show separate tabulations for a large number of cities and metropolitan areas.
A review and restatement of the objectives of the commercial surveys should be conducted and data collection should be suspended, except in support of experimental and exploratory review of these objectives.
Five percent of the NCS sample in the future should be available to interview in order to explore different forms and ordering of questions, and for pretesting possible new questions….
Routine NCS tabulation should include results on the risk of victimization, where the unit of analysis is the surveyed individual, and that analysis of risk should be a significant part of NCS publications on a recurring basis. If the NCS data are coded and tabulated so as to yield a cumulative count of personal and household victim experiences of all surveyed respondents, analyses of multiple victimization, including events now excluded as “series” incidents, could and should be routine components of official publications.
A major methodological effort on optimum field and survey design for the NCS should be undertaken. Toward this goal, high priority should be given to research on the best combination of reference period, frequency of interview at an address, length of retention in the sample, and bounding rules. Part of the recommended research in this area should be a new reverse record check study in order to assess: (a) differential degrees of reporting for different types of victimizations and different classes of respondents, (b) problems of telescoping and decay, and (c) biases in the misreporting of facts.
Local interest in victimization patterns should be addressed through LEAA-Census joint development of a manual of procedures for conducting local area victimization surveys.
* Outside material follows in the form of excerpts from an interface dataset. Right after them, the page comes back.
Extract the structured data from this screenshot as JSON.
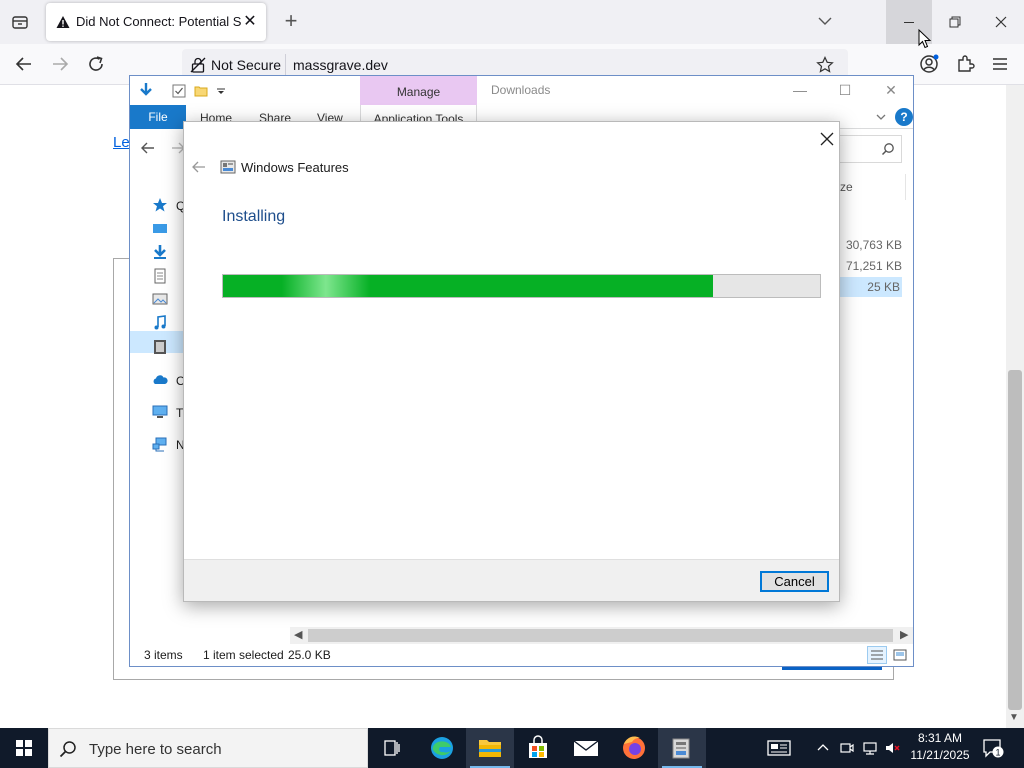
{
  "browser": {
    "tab_title": "Did Not Connect: Potential Security Issue",
    "not_secure_label": "Not Secure",
    "url": "massgrave.dev",
    "page_link_text": "Le"
  },
  "explorer": {
    "window_title": "Downloads",
    "manage_tab": "Manage",
    "ribbon": {
      "file": "File",
      "home": "Home",
      "share": "Share",
      "view": "View",
      "app_tools": "Application Tools"
    },
    "column_size_header": "ze",
    "file_sizes": [
      "30,763 KB",
      "71,251 KB",
      "25 KB"
    ],
    "nav_items": [
      "Q",
      "O",
      "Th",
      "N"
    ],
    "status": {
      "items": "3 items",
      "selected": "1 item selected",
      "size": "25.0 KB"
    }
  },
  "dialog": {
    "title": "Windows Features",
    "heading": "Installing",
    "progress": 0.82,
    "cancel_label": "Cancel"
  },
  "taskbar": {
    "search_placeholder": "Type here to search",
    "time": "8:31 AM",
    "date": "11/21/2025",
    "notification_count": "1"
  },
  "colors": {
    "progress_green": "#06b025",
    "accent_blue": "#0078d7",
    "manage_tab_bg": "#e9c8f2",
    "taskbar_bg": "#101a2a"
  }
}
The federal government should produce reports on the NCS that contain detailed analyses of patterns and trends of victimization so as to allow law enforcement personnel, the public, and policymakers to draw inferences that might be applicable to the issues with which they are concerned. Informing the public and their policymakers of the distribution and modifiability of risk should be the primary objective of the NCS.